This image, backdropped against the azure sky, features two common sights in the Sunshine State, the stately palms, a perennial symbolizing one of the three S's (sun, sand, and surf) linked to Florida, and a squarish one-storey flat-topped buildings populating the sprawling suburbia, reflecting the plentiful land space without the soaring heights that dominate the city skyscape, leaving the turquoise expanse unencumbered.
Plants soaring through the roof, literally, actually a purposeful opening on the roof, blending green into and through the premises, a variation of the theme of rooftop garden.
And this is the entire view of the above phenomenon from a distance, differentiating between the featured plants through the roof from the others.
A view of the lake abutting one side of the Library, displaying the color of the Fall (foliage) and the impending change of season (Christmas tree in the middle of the lake next to the water fountain, heralding the approach of another season of festivity). Note the timber elevated walkway and the gazebo on the river bank for visitors to stage a scenic viewing, simple amenities that enhance the experience of suburban dwelling.
Sky-piercing poles, the central one with eyes in the sky gazing down at the ongoings of earthly affairs, with leaves intruding from the right, encapsulating a streak of white (the contrails from a jet zooming by).
The multi-hues of the fall foliage, exhibiting individualism that's the spirit of the life on the land of the free.
The usual vertical/oblique and the unusual horizontal elements of trees, silhouetting against the walls and the road surface, highlighting the pliancy of plants in adapting to the rigor of the environment, the epitome of resilience in nature.

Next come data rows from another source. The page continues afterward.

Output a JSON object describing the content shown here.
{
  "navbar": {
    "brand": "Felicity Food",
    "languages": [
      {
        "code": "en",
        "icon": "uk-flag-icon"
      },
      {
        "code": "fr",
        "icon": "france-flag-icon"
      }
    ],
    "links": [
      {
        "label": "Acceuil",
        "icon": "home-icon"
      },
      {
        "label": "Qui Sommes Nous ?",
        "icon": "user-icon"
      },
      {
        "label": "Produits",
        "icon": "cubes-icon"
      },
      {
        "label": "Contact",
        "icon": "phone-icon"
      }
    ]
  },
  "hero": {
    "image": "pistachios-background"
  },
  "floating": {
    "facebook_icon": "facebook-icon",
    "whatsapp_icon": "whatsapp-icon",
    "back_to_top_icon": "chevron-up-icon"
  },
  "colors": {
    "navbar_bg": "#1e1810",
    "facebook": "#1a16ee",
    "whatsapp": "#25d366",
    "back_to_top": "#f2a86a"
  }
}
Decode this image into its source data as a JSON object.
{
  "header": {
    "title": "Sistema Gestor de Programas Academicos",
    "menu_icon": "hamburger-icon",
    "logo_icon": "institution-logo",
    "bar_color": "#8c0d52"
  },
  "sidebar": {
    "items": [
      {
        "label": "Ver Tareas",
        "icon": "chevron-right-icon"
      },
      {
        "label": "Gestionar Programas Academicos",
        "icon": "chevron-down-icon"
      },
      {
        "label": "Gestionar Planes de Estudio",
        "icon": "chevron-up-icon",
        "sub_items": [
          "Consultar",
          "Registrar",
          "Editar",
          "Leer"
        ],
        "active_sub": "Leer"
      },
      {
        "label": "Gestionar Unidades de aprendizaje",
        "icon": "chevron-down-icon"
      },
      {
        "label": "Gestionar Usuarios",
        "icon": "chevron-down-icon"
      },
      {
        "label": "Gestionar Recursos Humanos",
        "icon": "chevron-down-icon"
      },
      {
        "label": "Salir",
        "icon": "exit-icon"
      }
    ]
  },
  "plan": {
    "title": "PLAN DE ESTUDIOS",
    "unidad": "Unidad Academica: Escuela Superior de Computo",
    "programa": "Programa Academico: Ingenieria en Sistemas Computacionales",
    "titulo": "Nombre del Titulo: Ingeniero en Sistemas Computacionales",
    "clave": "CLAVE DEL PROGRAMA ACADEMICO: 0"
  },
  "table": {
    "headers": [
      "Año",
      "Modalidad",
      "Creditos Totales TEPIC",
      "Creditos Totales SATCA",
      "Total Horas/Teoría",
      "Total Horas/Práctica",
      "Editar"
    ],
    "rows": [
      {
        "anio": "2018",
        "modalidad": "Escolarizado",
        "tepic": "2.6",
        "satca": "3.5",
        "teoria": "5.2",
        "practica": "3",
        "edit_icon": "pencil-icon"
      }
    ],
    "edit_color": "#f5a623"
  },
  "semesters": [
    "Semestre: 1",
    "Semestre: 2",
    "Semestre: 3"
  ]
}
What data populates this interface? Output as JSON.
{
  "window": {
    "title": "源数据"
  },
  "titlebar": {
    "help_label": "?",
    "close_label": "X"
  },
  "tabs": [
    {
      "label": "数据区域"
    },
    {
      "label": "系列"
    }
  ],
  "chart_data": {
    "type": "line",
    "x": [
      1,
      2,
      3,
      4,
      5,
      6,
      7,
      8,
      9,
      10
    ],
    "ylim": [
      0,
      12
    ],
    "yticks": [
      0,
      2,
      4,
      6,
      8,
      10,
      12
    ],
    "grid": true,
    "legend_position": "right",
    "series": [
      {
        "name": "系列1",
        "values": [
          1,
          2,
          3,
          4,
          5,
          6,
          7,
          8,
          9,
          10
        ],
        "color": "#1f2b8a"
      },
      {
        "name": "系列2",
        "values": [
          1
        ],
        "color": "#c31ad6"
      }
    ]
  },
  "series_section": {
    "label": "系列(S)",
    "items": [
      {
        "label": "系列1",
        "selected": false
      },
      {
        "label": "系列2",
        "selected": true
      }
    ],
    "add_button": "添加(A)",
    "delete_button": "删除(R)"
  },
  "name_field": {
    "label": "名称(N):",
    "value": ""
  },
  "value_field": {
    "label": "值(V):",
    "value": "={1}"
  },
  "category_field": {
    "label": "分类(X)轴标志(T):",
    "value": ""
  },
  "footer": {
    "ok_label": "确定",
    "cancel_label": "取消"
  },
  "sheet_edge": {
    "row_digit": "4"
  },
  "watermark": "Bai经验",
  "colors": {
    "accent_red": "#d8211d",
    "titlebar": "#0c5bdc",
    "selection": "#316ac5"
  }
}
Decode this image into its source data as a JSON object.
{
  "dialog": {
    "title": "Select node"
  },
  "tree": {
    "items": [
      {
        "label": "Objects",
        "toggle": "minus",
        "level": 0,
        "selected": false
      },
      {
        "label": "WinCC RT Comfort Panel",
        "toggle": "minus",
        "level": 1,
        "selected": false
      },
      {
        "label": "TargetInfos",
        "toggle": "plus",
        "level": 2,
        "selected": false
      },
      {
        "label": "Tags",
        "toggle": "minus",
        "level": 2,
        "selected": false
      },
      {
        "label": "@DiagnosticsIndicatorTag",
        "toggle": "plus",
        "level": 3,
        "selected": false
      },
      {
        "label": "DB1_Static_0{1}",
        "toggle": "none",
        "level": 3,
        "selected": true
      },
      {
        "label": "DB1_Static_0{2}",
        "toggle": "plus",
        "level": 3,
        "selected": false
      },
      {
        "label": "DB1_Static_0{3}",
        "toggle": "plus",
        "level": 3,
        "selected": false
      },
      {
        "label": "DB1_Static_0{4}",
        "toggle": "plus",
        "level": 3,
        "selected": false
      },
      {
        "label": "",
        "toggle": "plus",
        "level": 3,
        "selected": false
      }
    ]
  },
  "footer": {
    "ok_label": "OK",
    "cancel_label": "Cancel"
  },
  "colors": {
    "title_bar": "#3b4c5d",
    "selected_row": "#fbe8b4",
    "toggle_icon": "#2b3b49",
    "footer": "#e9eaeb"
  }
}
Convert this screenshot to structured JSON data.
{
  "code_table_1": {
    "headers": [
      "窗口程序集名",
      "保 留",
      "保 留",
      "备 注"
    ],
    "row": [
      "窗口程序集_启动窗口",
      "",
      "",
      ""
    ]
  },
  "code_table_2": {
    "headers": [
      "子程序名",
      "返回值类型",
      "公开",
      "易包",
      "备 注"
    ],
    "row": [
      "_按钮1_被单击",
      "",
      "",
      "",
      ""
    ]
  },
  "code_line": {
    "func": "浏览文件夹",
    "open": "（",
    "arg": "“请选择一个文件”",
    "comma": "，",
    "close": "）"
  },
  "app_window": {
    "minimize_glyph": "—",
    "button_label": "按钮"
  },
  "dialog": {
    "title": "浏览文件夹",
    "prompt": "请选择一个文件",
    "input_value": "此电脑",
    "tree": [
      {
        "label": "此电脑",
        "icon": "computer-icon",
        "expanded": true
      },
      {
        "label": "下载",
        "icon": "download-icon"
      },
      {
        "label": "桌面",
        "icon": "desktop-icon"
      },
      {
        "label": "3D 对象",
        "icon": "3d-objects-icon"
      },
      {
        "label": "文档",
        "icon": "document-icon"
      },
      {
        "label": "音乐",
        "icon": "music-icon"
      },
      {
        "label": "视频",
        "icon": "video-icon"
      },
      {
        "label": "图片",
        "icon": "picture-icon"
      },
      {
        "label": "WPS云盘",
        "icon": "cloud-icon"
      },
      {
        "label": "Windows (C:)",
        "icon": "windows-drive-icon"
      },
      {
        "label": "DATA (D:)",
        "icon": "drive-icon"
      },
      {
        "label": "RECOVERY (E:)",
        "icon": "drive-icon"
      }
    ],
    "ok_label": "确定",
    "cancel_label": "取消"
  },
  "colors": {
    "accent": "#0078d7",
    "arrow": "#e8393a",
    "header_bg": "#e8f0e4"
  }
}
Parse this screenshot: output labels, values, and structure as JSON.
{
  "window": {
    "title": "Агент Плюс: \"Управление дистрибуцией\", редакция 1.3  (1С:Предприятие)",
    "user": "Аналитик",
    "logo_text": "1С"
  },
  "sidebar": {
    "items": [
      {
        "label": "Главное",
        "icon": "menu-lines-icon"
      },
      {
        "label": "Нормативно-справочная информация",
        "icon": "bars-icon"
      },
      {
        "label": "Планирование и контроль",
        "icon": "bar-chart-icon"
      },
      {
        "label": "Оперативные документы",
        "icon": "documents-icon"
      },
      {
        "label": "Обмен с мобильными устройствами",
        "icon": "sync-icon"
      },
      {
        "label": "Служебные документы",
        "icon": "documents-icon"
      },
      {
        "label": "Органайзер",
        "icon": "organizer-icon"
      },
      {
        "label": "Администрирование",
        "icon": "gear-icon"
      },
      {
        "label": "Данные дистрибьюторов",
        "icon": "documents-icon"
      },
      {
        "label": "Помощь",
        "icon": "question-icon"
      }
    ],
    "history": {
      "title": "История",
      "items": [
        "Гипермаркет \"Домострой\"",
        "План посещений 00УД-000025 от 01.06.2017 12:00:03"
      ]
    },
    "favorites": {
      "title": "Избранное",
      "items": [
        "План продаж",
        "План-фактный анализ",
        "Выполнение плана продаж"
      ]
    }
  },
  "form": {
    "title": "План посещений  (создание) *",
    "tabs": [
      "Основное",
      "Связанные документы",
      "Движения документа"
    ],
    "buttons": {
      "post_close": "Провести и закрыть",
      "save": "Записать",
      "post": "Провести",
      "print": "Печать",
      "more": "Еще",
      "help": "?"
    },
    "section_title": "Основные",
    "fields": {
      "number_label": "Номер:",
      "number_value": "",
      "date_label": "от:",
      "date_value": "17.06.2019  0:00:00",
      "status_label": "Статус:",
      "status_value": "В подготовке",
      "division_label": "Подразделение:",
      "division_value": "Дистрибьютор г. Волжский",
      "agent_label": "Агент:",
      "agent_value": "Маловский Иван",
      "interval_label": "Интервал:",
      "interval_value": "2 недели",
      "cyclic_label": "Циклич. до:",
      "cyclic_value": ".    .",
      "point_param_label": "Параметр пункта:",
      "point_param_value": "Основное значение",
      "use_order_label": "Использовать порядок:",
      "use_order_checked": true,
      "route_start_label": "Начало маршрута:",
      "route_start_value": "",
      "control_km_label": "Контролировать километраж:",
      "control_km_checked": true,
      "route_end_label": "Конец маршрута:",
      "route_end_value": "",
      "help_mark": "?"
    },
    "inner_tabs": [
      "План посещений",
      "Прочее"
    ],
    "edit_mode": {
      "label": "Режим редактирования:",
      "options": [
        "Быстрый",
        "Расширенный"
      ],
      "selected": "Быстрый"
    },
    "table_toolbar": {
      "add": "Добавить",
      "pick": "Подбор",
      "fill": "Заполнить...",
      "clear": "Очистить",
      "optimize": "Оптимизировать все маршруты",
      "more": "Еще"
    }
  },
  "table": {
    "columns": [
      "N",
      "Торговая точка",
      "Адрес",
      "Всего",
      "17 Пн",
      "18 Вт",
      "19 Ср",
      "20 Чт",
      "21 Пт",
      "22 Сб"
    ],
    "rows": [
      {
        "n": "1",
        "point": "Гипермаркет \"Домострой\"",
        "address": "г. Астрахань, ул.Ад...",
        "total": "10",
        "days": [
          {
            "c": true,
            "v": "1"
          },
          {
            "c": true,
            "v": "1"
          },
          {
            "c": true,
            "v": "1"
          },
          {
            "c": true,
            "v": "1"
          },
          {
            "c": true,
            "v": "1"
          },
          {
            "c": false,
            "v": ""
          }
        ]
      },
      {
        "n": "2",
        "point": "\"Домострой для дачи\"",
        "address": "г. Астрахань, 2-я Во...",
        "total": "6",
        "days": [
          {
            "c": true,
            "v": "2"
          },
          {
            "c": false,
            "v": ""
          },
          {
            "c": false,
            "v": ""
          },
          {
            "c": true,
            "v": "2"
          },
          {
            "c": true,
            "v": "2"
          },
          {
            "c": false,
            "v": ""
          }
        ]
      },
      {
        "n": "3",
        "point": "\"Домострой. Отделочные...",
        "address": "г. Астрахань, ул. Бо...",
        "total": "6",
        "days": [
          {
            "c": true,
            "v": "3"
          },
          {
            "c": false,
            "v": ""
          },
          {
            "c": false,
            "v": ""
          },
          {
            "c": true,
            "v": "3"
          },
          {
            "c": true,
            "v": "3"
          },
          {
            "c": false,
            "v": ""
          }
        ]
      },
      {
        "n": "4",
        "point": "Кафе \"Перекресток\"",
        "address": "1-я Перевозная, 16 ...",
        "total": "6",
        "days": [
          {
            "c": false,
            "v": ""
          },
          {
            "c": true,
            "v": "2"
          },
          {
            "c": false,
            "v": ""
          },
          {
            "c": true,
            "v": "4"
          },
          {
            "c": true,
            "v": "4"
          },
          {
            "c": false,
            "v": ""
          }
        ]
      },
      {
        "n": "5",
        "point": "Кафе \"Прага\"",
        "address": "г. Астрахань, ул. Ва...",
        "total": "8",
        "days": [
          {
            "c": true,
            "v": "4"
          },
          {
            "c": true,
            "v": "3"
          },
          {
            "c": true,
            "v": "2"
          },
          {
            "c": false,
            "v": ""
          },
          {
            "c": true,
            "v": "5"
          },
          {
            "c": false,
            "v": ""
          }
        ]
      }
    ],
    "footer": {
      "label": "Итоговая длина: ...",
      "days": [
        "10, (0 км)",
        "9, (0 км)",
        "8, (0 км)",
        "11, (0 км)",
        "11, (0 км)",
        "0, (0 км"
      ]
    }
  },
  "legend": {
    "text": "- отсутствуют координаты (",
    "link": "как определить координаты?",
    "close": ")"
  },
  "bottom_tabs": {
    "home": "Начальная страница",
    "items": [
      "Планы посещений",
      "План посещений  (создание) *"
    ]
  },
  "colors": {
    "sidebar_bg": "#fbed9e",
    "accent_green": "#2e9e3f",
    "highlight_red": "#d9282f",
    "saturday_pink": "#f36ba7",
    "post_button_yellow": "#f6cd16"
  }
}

I could have been fooled by the "imposter", the lone representative of the inanimate amidst the thriving, a poignant reminder of what we bring to the nature, often in jarring ways.